Dr Bekker focused on one such community in the Western Cape, which she described as a well-demarcated township with an estimated population of 13,711, and an HIV prevalence of 23%. In 2005, the township had a TB notification rate of over 2,000 per 100,000 and 62% of the cases were HIV coinfected. (Most of these diagnoses were of smear-positive TB, which is both simpler to diagnose and more easily transmitted.)
Data from the national TB programme in 2004, show that about 70% of the population with TB completed their treatment (64% of people with HIV). A higher percentage of people with HIV died (8%) or had to interrupt TB treatment (8%) than among than total population (5% and 4% respectively).
Looking at the last ten years, TB has increased in all age groups; but the greatest increase in incidence has been among those aged between 20 and 40 years, the age at which most HIV infection occurs. This effect has become even more pronounced over the past couple of years.
A total of 1457 subjects were selected for the study, but only 959 could be located and 197 declined to participate — which could suggest a fear of stigma from having their HIV or TB diagnosed. In the end, 762 individuals participated in the survey.
A total of 174 people (23%) were HIV-infected. The burden of HIV was greatest in young women (close to 40% of women between the ages of 20-29 were HIV-positive).
A total of 37 individuals had TB (4.8% of the total population): eleven with prevalent TB, six with smear-positive TB and 20 with smear-negative TB. The majority of those with prevalent and smear-positive TB were HIV-positive (70% and 83% respectively), but one of the study’s most surprising findings was that the majority of those with smear-negative TB were HIV-negative (65%).
By looking at the prevalence in the survey and comparing how many people were already on TB treatment at the start of the study, the team could assess how good the local TB programme was at identifying TB and getting people on treatment. They found that the best case finding was in HIV-negative cases with smear-positive TB, about 67% of whom had already been diagnosed and placed on treatment. For people with HIV, only 36% of those with smear-positive TB and 19% with smear-negative TB were on treatment. However, this was better than the case finding of smear-negative TB in HIV-negative people — as only about 5% of those cases had been identified and put on treatment.
The team also calculated the mean number of days in the community between developing smear-positive TB or smear- negative TB and receiving TB treatment. Again, the HIV-negative smear-positive group received the best treatment, starting TB treatment within a mean of 87 days. For the people with HIV the mean wait for TB treatment is 240 days for smear-positive TB, and 479 days for smear-negative TB. But for the people without HIV and smear-negative TB, the mean number of days before TB treatment is 3414 days.
One possible explanation for this is that in the overall population, there was no correlation between any individual symptom or combined symptom score against laboratory confirmed disease (not even the classic coughing for more than 21 days). Smear-negative TB without symptoms is less likely to be detected in people without TB than in people with TB who may have other symptoms which lead them to seek clinical evaluation.

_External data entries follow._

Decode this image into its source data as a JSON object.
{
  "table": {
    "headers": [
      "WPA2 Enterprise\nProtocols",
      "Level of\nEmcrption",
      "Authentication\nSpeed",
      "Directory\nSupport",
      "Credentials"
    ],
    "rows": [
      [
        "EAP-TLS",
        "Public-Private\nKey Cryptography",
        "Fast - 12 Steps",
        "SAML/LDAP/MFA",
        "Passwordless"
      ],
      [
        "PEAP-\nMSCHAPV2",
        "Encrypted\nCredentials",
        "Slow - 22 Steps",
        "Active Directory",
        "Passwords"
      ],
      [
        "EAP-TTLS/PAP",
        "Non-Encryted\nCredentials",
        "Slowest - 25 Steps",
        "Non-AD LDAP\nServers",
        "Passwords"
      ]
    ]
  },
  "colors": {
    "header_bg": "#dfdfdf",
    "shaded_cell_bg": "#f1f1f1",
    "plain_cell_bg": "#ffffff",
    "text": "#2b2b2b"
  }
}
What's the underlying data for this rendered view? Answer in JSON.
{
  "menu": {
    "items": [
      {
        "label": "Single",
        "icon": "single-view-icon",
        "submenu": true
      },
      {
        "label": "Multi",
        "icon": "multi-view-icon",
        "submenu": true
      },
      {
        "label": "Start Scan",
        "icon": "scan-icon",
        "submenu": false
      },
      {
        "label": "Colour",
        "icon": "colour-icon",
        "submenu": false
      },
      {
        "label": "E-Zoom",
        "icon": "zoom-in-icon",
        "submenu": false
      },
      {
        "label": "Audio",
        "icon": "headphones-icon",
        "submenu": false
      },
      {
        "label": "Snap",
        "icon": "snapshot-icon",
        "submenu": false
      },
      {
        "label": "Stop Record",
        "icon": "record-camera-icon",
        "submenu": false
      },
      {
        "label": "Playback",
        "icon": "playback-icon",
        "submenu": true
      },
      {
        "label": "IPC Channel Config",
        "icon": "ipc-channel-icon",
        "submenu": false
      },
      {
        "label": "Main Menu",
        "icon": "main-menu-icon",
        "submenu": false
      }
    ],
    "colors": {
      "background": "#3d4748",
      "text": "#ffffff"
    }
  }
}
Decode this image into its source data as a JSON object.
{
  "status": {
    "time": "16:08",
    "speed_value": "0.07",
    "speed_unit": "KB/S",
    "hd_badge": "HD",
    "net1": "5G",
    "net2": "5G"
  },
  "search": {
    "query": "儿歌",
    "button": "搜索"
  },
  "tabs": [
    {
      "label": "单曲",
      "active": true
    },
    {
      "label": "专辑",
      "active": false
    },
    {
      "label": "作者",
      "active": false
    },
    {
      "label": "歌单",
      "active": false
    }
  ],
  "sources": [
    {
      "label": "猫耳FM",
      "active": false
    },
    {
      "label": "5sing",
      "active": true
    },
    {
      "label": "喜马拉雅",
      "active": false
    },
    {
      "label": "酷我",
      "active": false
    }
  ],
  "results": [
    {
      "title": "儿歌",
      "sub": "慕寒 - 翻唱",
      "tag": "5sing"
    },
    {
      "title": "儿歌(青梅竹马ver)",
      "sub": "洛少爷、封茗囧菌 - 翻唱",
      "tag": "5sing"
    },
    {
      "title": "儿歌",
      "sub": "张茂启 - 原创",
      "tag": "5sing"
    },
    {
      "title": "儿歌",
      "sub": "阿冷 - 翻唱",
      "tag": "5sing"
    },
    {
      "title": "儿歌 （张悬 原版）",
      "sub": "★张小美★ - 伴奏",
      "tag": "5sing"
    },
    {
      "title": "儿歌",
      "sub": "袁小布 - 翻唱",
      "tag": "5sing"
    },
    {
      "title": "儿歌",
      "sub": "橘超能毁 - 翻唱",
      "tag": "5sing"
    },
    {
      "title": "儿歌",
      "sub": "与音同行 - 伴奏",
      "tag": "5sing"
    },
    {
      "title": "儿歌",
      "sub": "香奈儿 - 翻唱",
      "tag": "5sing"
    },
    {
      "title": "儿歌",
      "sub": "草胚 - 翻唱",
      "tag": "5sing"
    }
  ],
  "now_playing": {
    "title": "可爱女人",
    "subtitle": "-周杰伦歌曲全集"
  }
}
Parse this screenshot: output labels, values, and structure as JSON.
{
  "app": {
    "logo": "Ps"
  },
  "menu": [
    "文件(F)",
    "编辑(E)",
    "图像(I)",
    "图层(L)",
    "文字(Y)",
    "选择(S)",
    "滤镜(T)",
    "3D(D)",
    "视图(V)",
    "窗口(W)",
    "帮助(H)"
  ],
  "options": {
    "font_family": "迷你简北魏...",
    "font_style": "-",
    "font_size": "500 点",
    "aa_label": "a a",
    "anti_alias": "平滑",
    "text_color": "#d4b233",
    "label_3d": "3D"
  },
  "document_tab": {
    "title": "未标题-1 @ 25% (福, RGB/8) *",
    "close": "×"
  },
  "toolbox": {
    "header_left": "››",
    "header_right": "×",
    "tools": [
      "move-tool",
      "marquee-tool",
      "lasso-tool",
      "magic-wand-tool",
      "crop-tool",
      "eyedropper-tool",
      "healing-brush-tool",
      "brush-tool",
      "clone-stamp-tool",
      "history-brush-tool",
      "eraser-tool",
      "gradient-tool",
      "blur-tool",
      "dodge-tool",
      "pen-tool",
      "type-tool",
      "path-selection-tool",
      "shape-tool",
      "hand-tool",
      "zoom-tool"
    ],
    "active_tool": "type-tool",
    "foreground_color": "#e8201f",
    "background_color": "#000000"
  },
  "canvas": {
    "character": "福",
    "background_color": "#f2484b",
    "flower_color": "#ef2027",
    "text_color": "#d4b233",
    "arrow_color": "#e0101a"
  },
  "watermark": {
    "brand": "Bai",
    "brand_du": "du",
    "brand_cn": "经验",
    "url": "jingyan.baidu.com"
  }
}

“Case finding needs to be improved, particularly among the smear-positives,” concluded Dr Bekker. “In addition, the importance of this group of HIV-negative people with TB needs to be further elucidated.”
In the question and answer session, she said that they had plans to look into the group further. She said that they referred these patients to the local TB clinic but only five had actually gone in for treatment. “We need to see the natural history in these patients. Do they move on to smear positivity?” She said that symptoms don’t seem to be a problem, but feared that they may serve as a reservoir for infection which could be enhanced by the highly susceptible HIV population.
Bekker L-G et al. Prevalence of HIV and undiagnosed tuberculosis in a peri-urban community in South Africa. Thirteenth Conference on Retroviruses and Opportunistic Infections, Denver, abstract 69, 2006.